Just patience, and repetition. The German cases are very common in most of Indoeuropean languages (like in Latin, Greek, Polish... even in English, although they are not so obvious anymore), and are the basis of the grammar of modern grammar. For example, "who", "whose", "whom" are in fact different cases of the same root, just like in German.
Good luck, mein Freund!
We Spanish talkers have words for that. But it keeps being hard to understand... I guess spanish feels easier because the plural is applied both to the article and the subject: "los platos=die Teller=the plates"; "el plato=den Teller=the plate". Actually I find english easier than spanish or german

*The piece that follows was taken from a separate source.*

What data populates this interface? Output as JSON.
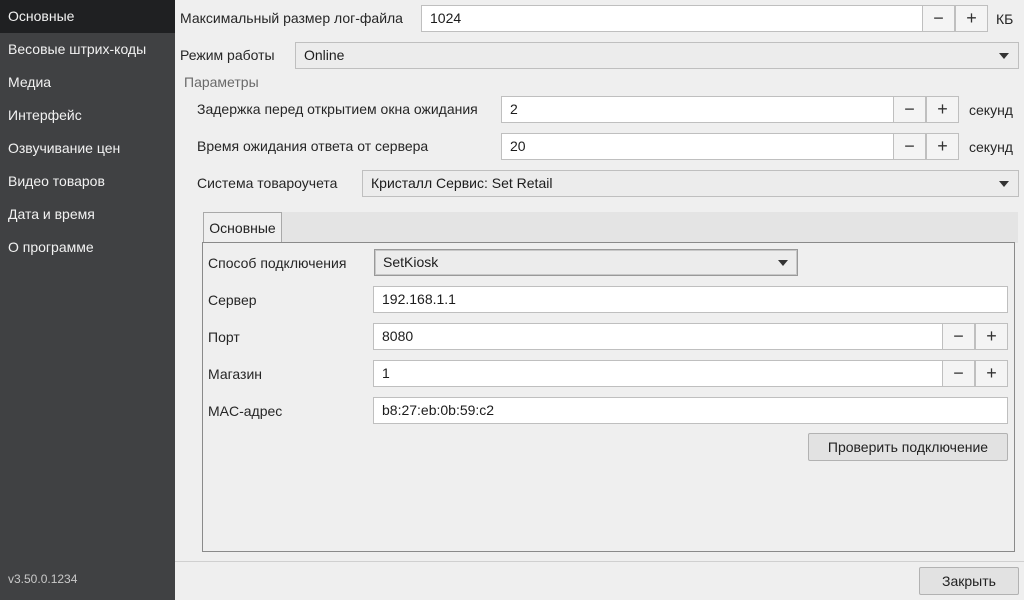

But if Teller was feminine it would also be die Teller wouldn't it? Accusative is den, die, das right? So being able to discern whether Teller was plural or feminine here rests on knowing that Teller is masculine. Are there any tricks in guessing the gender of a newly learned noun?
So far I've read that -chen tends to be neuter and -e tends to be feminen.
You're right, -chen is usually neuter and -ung is usually feminine. This page may help: http://www.learn-german-smarter.com/learn-german-articles.html
Yes! But as far as I know there are lots of exceptions.
Masculine if it ends in -ig, -or, -ismus (and I think something like 75 percent of nouns are Masculine so a lot others as well)
Feminine if it ends in -ei, -ie, -heit, -keit, -schaft, -ung, -ion, -taet, -ade, -ik, -ur, -unft, -enz and most two syllable words that end in "e"
Neuter if it has diminuitive suffixes like -lein, or -chen, gerunds (verbs that are "nouned") and most nouns that end in -um.
Wouldn't have helped you here though, unless you went with the "must be Masculine since it doesn't follow the other endings and a majority of nouns are masculine."
My source is "English Grammar for Students of German" which i definitely reccomend.